• WORK REQUEST:
Where does the string "true" occur in the records below? Copy every line that holds it.
------
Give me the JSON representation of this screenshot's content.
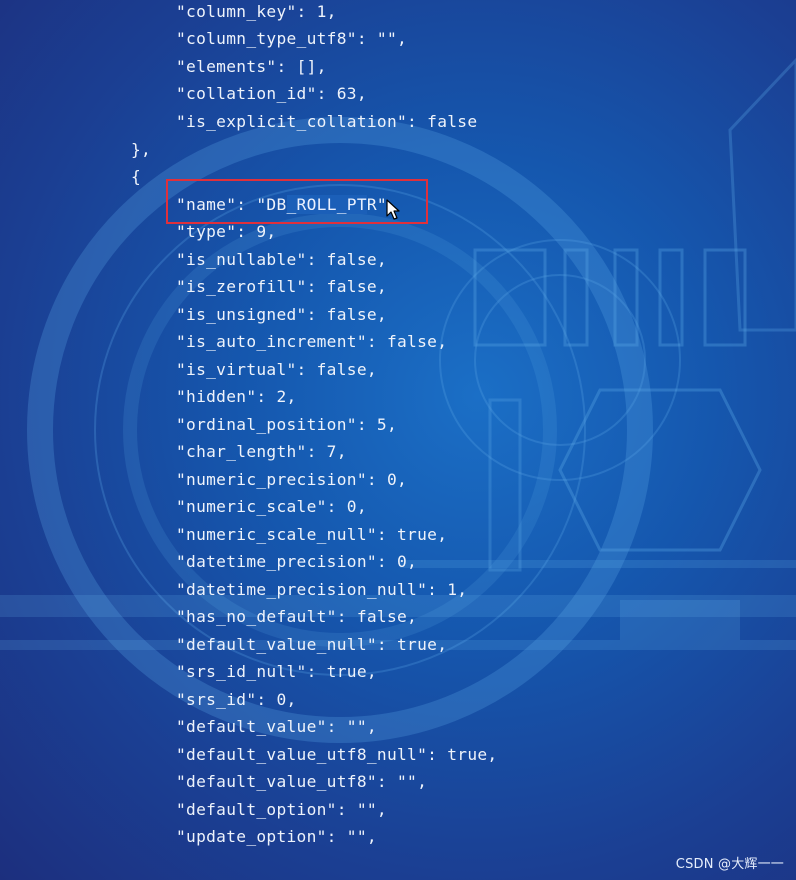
{
  "code_lines": [
    "\"column_key\": 1,",
    "\"column_type_utf8\": \"\",",
    "\"elements\": [],",
    "\"collation_id\": 63,",
    "\"is_explicit_collation\": false",
    "},",
    "{",
    "\"type\": 9,",
    "\"is_nullable\": false,",
    "\"is_zerofill\": false,",
    "\"is_unsigned\": false,",
    "\"is_auto_increment\": false,",
    "\"is_virtual\": false,",
    "\"hidden\": 2,",
    "\"ordinal_position\": 5,",
    "\"char_length\": 7,",
    "\"numeric_precision\": 0,",
    "\"numeric_scale\": 0,",
    "\"numeric_scale_null\": true,",
    "\"datetime_precision\": 0,",
    "\"datetime_precision_null\": 1,",
    "\"has_no_default\": false,",
    "\"default_value_null\": true,",
    "\"srs_id_null\": true,",
    "\"srs_id\": 0,",
    "\"default_value\": \"\",",
    "\"default_value_utf8_null\": true,",
    "\"default_value_utf8\": \"\",",
    "\"default_option\": \"\",",
    "\"update_option\": \"\","
  ],
  "name_line": {
    "prefix": "\"name\": \"DB",
    "selected": "_ROLL_PT",
    "suffix": "R\","
  },
  "watermark": "CSDN @大辉一一",
  "colors": {
    "text": "#eef3fb",
    "selection": "#1b5fb8",
    "highlight_box": "#e0303b"
  }
}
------
• OUTPUT OF THE TASK:
    "\"numeric_scale_null\": true,",
    "\"default_value_null\": true,",
    "\"srs_id_null\": true,",
    "\"default_value_utf8_null\": true,",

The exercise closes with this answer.